[ENTRIES PROVIDED — start]
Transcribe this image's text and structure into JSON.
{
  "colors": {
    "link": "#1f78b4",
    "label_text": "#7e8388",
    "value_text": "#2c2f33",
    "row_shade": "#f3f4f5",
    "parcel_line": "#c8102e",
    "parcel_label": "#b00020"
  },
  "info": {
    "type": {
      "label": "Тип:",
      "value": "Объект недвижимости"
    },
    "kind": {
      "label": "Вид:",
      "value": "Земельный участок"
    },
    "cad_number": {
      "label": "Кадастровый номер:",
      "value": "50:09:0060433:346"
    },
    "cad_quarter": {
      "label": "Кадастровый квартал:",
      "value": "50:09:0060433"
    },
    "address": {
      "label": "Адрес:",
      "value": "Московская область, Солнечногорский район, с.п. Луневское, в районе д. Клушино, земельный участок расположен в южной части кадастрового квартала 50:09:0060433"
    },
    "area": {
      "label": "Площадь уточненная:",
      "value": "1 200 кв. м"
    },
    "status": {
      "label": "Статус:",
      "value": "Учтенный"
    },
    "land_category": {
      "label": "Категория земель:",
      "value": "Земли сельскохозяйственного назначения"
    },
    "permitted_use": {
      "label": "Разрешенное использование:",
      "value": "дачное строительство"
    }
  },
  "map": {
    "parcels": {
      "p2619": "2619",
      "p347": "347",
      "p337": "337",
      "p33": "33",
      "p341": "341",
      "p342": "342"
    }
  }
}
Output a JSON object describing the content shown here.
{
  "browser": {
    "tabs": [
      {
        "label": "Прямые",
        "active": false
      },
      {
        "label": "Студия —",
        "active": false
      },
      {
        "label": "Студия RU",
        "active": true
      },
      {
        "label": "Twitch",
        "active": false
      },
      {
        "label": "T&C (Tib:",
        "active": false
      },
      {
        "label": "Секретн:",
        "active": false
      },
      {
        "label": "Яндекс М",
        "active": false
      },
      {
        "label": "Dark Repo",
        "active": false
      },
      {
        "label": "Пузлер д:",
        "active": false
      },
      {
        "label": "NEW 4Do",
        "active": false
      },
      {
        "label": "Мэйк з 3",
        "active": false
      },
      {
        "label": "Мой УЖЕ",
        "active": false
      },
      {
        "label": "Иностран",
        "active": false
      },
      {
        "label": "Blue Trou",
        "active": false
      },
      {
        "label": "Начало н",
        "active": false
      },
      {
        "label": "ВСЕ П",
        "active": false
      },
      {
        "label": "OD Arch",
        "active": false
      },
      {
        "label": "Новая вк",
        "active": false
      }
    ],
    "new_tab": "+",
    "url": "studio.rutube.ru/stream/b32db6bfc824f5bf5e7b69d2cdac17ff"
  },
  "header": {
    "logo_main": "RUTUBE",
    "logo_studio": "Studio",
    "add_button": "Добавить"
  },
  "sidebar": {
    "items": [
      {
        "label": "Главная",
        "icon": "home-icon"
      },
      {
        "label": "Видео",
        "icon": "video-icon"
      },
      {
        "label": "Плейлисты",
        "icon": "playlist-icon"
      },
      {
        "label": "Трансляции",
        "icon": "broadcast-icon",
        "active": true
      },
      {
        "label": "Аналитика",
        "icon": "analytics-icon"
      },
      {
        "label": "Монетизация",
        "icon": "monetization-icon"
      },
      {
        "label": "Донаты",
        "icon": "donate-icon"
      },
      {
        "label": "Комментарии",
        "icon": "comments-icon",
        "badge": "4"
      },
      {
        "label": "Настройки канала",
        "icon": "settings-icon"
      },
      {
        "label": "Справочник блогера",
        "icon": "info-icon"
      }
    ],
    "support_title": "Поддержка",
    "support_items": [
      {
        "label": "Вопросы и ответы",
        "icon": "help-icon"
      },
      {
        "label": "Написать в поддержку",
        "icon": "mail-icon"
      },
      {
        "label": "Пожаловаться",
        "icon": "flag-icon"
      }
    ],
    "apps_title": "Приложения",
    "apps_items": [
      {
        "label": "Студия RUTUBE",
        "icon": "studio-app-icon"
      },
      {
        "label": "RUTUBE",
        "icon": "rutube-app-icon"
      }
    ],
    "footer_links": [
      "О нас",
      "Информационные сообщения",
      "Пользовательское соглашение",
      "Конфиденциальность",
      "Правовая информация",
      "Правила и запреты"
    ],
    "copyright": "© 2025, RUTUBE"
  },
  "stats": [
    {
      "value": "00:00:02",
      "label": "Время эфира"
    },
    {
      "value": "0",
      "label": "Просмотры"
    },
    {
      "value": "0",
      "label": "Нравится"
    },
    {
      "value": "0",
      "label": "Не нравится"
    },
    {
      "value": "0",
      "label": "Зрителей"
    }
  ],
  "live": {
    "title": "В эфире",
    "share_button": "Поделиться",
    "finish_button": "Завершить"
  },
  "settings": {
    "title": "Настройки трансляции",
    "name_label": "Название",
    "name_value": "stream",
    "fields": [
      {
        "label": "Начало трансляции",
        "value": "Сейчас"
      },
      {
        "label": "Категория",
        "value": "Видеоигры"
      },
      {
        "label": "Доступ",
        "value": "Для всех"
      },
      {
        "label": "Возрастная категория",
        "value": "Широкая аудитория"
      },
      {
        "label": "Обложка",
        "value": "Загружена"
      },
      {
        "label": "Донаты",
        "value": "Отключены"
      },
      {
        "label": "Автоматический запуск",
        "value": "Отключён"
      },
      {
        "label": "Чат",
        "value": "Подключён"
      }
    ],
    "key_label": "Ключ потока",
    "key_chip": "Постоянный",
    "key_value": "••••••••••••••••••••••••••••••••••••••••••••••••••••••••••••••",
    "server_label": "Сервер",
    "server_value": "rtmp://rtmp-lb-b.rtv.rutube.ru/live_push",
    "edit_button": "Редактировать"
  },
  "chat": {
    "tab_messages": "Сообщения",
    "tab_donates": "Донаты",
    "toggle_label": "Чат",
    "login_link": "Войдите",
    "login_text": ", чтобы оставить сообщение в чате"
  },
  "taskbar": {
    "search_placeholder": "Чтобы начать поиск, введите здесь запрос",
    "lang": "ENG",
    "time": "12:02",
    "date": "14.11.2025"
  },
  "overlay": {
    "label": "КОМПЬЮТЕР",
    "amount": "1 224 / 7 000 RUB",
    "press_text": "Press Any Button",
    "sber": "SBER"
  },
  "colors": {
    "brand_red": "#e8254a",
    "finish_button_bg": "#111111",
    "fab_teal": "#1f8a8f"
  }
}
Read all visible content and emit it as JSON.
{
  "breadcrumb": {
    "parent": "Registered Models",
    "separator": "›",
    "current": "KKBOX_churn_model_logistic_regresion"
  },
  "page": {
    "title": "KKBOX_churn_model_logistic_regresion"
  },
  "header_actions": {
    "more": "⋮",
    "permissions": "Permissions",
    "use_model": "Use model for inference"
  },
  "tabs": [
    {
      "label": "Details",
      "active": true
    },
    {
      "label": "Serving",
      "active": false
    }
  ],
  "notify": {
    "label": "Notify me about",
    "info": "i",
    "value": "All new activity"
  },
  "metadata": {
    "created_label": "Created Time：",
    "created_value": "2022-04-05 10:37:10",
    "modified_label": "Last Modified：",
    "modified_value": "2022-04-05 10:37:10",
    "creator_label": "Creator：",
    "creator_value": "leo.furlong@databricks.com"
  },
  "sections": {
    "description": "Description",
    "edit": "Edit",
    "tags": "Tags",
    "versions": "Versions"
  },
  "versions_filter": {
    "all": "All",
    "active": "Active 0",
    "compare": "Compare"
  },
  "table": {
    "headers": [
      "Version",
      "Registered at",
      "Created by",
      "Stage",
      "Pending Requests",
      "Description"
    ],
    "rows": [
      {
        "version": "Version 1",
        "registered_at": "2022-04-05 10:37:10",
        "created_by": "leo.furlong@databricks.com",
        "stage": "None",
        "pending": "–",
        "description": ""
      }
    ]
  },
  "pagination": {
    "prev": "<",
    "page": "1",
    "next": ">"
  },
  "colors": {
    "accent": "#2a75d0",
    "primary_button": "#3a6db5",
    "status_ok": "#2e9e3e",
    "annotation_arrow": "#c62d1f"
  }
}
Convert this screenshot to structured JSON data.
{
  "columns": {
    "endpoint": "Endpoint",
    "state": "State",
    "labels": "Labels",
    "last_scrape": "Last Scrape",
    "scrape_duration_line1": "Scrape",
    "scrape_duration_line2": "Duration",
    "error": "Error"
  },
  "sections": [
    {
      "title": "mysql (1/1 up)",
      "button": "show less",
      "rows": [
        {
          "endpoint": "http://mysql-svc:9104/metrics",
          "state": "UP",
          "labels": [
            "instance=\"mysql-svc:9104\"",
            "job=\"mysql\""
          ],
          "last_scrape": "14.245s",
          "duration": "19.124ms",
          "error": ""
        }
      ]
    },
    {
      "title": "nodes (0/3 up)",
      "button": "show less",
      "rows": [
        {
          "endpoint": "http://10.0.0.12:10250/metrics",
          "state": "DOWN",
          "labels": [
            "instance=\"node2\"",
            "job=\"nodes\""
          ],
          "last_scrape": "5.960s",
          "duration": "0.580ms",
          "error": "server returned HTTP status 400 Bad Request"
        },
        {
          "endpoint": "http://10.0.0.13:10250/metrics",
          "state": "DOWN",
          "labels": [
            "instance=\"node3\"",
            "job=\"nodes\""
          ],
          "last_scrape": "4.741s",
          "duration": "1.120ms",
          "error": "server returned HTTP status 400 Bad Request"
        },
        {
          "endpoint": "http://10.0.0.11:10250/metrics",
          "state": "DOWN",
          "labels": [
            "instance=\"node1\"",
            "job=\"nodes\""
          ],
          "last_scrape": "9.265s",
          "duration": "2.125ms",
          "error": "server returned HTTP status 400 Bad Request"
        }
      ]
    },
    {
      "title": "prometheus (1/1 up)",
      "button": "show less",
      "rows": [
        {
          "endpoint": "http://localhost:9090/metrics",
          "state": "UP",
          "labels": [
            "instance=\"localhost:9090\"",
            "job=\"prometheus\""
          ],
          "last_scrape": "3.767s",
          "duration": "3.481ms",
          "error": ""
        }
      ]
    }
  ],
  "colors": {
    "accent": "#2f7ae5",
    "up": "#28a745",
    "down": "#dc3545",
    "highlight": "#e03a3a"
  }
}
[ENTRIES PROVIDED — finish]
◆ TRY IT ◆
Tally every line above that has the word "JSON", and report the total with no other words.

◆ YOUR SOLUTION ◆
4